Few pleasures for me exceed that of reading or writing while on a train. And everyone knows my peculiar and immoderate love of all forms of public transportation. For this reason, rather than drive into downtown Philadelphia today, I parked at a suburban station northeast of the city and took the train in. From Bristol, in lower Bucks County to downtown is about 45 minutes. But the ride closely recapitulates the daily commute I made for a year from Yardley (directly across the Delaware from Trenton) during my second year of grad school. Those daily meditative rides were the highlight of an otherwise beastly year.
The frequent flashing of Amtrak express trains zooming past on the center rails. The dilapidated strata of rowhouses like a cretaceous hillside after an earthquake, in tones of sepia and burgundy and dull tin, with organic splashes of graffiti on most smooth surfaces, like crushed dinosaurs. And rampant green summer vegetation poking and thrusting in every conceivable place, tropically exuberant but temporary, my seasonal knowledge reassures me.
And people and cars, yelling and thumping their urban rhythms respectively, on each corner, lounging and strolling and gazing and chatting.
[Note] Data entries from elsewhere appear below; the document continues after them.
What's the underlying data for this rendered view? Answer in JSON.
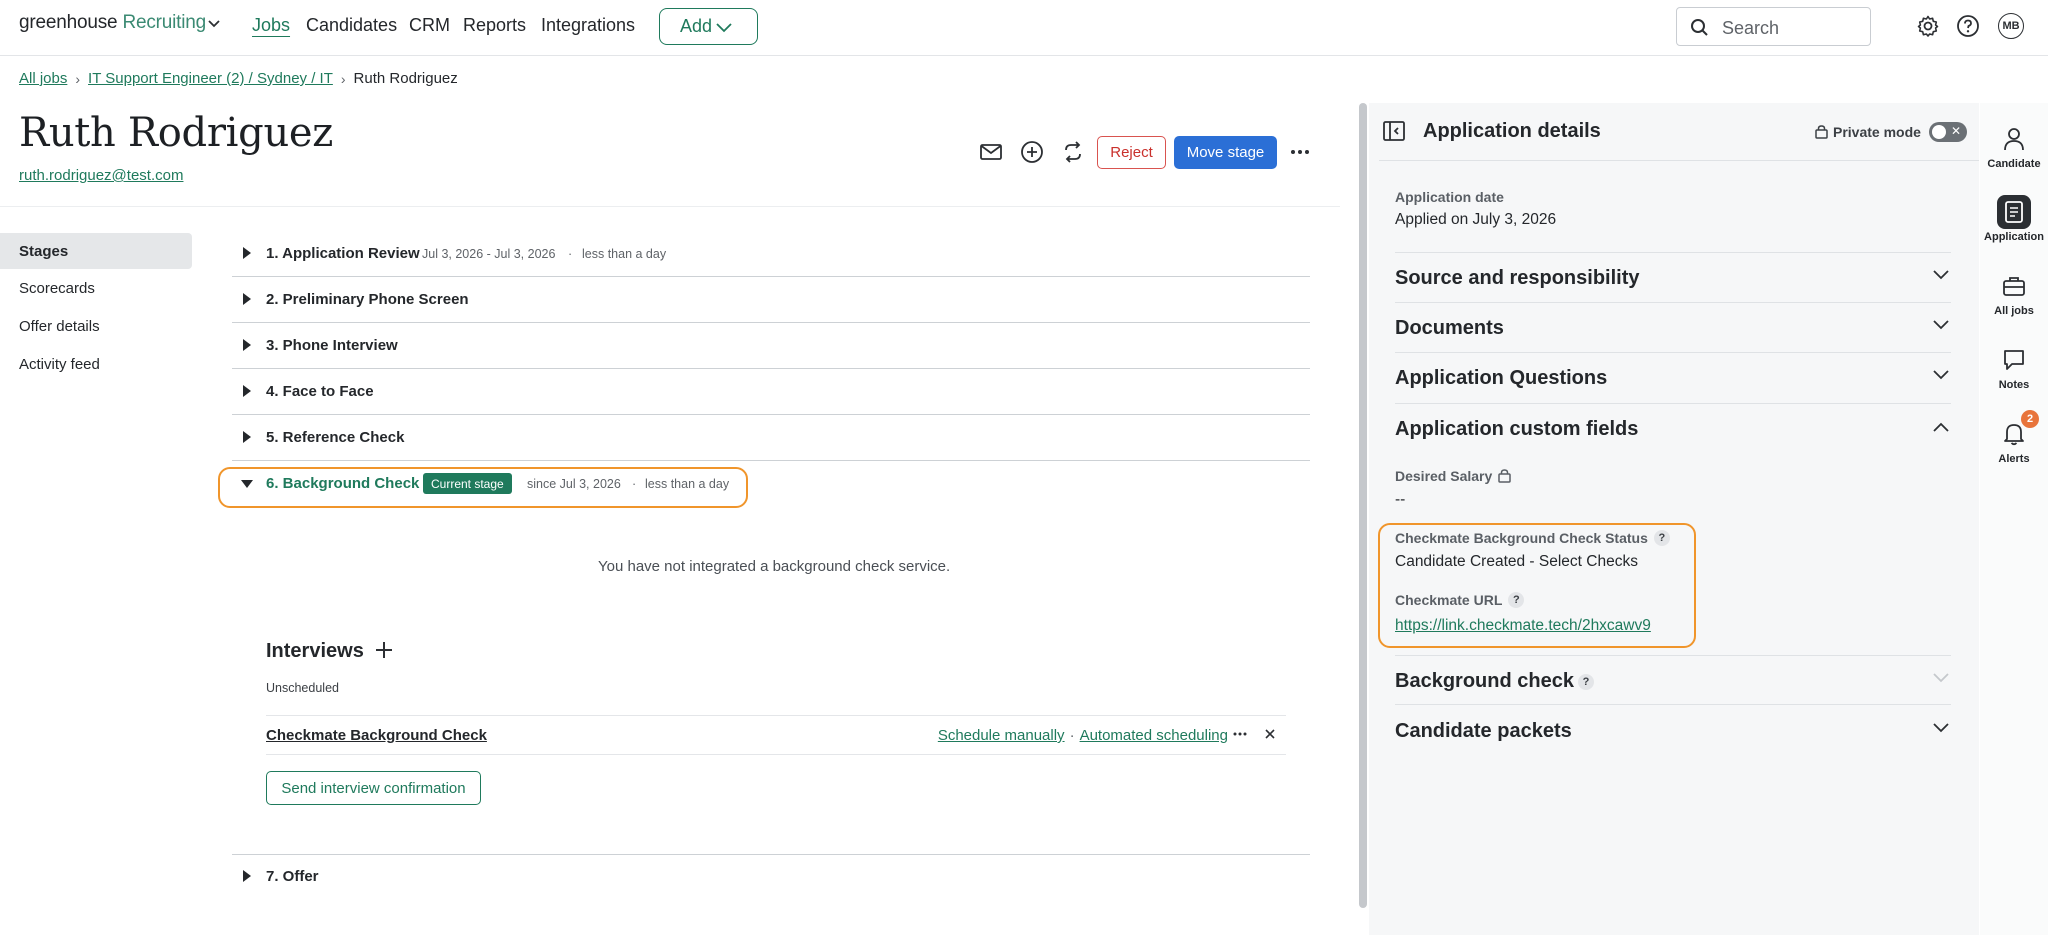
{
  "topnav": {
    "brand_main": "greenhouse",
    "brand_sub": "Recruiting",
    "links": [
      "Jobs",
      "Candidates",
      "CRM",
      "Reports",
      "Integrations"
    ],
    "add_label": "Add",
    "search_placeholder": "Search",
    "avatar_initials": "MB"
  },
  "breadcrumb": {
    "all_jobs": "All jobs",
    "job": "IT Support Engineer (2) / Sydney / IT",
    "current": "Ruth Rodriguez"
  },
  "candidate": {
    "name": "Ruth Rodriguez",
    "email": "ruth.rodriguez@test.com"
  },
  "actions": {
    "reject": "Reject",
    "move_stage": "Move stage"
  },
  "sidenav": [
    "Stages",
    "Scorecards",
    "Offer details",
    "Activity feed"
  ],
  "stages": [
    {
      "name": "1. Application Review",
      "dates": "Jul 3, 2026 - Jul 3, 2026",
      "duration": "less than a day"
    },
    {
      "name": "2. Preliminary Phone Screen"
    },
    {
      "name": "3. Phone Interview"
    },
    {
      "name": "4. Face to Face"
    },
    {
      "name": "5. Reference Check"
    },
    {
      "name": "6. Background Check",
      "badge": "Current stage",
      "since": "since Jul 3, 2026",
      "duration": "less than a day"
    },
    {
      "name": "7. Offer"
    }
  ],
  "background": {
    "notice": "You have not integrated a background check service."
  },
  "interviews": {
    "title": "Interviews",
    "unscheduled": "Unscheduled",
    "item_name": "Checkmate Background Check",
    "schedule_manually": "Schedule manually",
    "automated_scheduling": "Automated scheduling",
    "send_confirmation": "Send interview confirmation"
  },
  "panel": {
    "title": "Application details",
    "private_mode": "Private mode",
    "application_date_label": "Application date",
    "application_date_value": "Applied on July 3, 2026",
    "sections": {
      "source": "Source and responsibility",
      "documents": "Documents",
      "questions": "Application Questions",
      "custom_fields": "Application custom fields",
      "background_check": "Background check",
      "packets": "Candidate packets"
    },
    "desired_salary_label": "Desired Salary",
    "desired_salary_value": "--",
    "checkmate_status_label": "Checkmate Background Check Status",
    "checkmate_status_value": "Candidate Created - Select Checks",
    "checkmate_url_label": "Checkmate URL",
    "checkmate_url_value": "https://link.checkmate.tech/2hxcawv9"
  },
  "rail": {
    "candidate": "Candidate",
    "application": "Application",
    "all_jobs": "All jobs",
    "notes": "Notes",
    "alerts": "Alerts",
    "alerts_count": "2"
  },
  "colors": {
    "brand_green": "#1f7a5c",
    "primary_blue": "#2b6fd6",
    "reject_red": "#c9302c",
    "highlight_orange": "#f0952b"
  }
}
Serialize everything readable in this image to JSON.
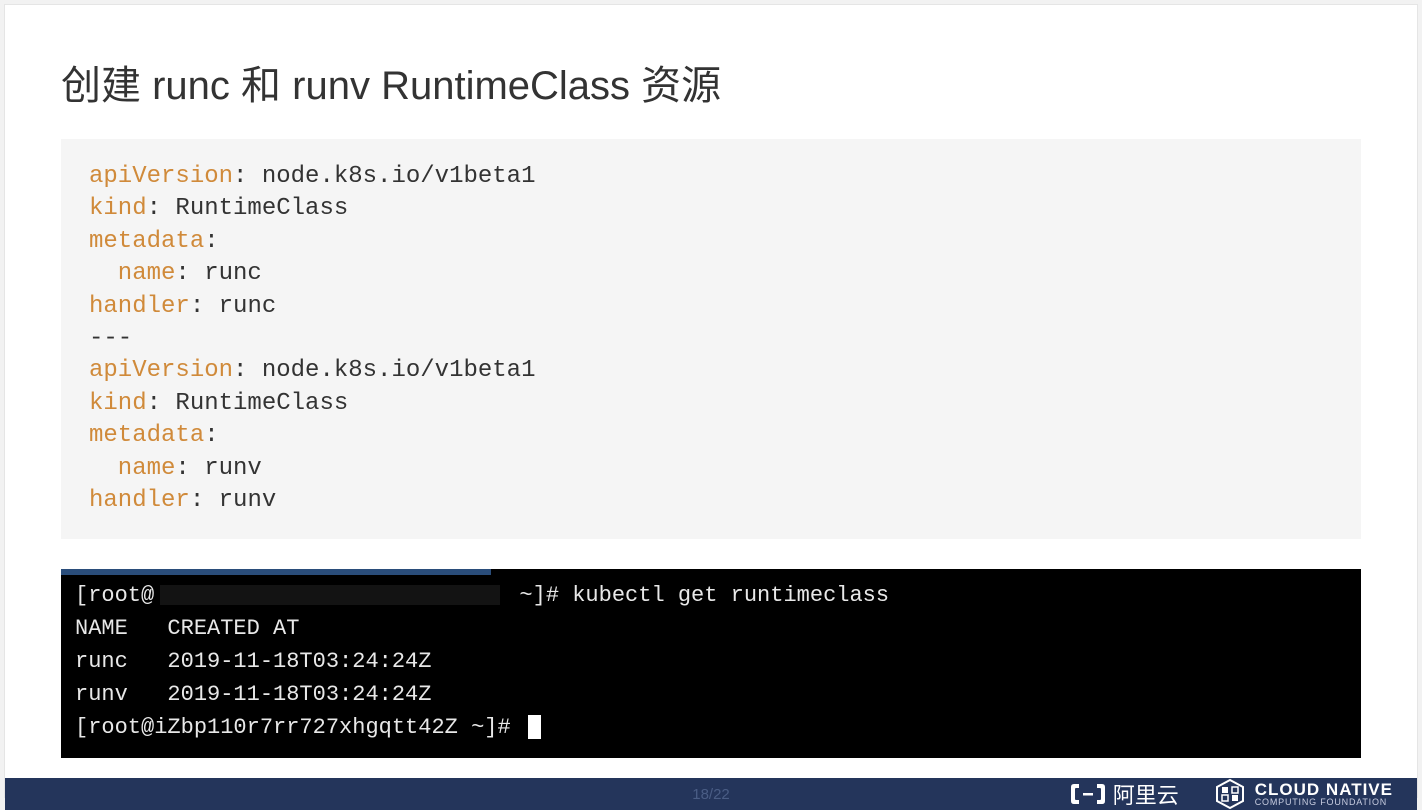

The city as universe.
I got off at 30th Street station. I'd deliberately not studied at map of the area – I'd been absent for 10 years – I'd find my way.
Kinesthetic memory is strange, miraculous thing. Well, I'm not sure that what happened was, technically speaking, kinesthetic memory, but, it was something programmed at a seemingly subconscious level. Without thought I wended through the station, down from the commuter platform, through the congested Amtrak lounge, out onto Market Street. To the left, squatting between the highrises just beyond the unseen Skookle River (OK, that's Schuylkill to you purists, but I so love the way it's pronounced), is the City Hall. But I turn right, down Market. On autopilot, I find my way two blocks west to 32nd, cut diagonally across the Drexel University campus, cross Walnut at 34th and angle in front of the prison-esque Van Pelt library of the U of Penn, and then up the tree shrouded Locust walk through the heart of the campus, to emerge at the western end at 40th looking for that coffee shop where I did, probably, 70% of the actual work for my Master's degree. It's gone.
But this subconscious movement had placed me there unerringly: 40th and Locust – though I hadn't recalled the address or even it's exact relation to campus. That's what 2 years of pedestrian navigation of a fairly stable space can do for your body's memories, I guess. But coffee was out of the question – some Mexican upscale restaurant inhabits the corner now. I was very sad.
So I kept west on Locust and then zigzagged down to 43rd. Where I lived, that first year in Philly, before Michelle joined me here. At first, walking westward from campus, I worried the whole area had gentrified beyond recognition over the last decade, but, abruptly at 42nd, the ghetto kicked in, just as I remembered it. 43rd at Baltimore is still that wonderful edgy space between student slum and REAL slum. And there, on the northwest corner, the cheesesteak and pizza joint I used to go to.
How could I resist? I went inside – I don't think the menu has even changed. I mean, not in content, not even physically – aged red plastic above the counter, yellow letters. The place doesn't seem to be run by the same family though – I have vague recollections that before it was run by a Caribbean or East Indian family. Now it appears to be run by a very large and diverse African American family, every single one of whom were squeezed behind the counter. They couldn't move around back there, so they just passed boxes of pizza over each other's heads and argued among themselves from where each stood.
I ordered a cheesesteak with sweet and hot peppers, just like I used to, and got some iced tea. I watched some horrible movie on the TV with some men who had quart bottles of Budweiser and looked tired. The TV was a flat screen, now, I noticed. I guess some things change. The trolleys clanged and whirred past on Baltimore Ave. outside the window.
I finished and walked out to the little park on the southwest side of the intersection. I remembered bring Bernie here, as a kitten, on a leash – she'd actually done pretty well on a leash as a kitten. But then I made the mistake of taking her while on a leash to see the vet at the U of Penn veterinary clinics – at around Spruce and 40th. From then on, she behave around the leash about the way one would expect a normal cat to do. It was at the U of Penn vet that Bernie lost touch with her feminine side.
So I walked back to campus, and found a different coffee shop on the north side, and contemplated my visit with the past. And, incidentally, wrapped up an essay for the application for the Korean teaching job I'm pursuing, and emailed that off.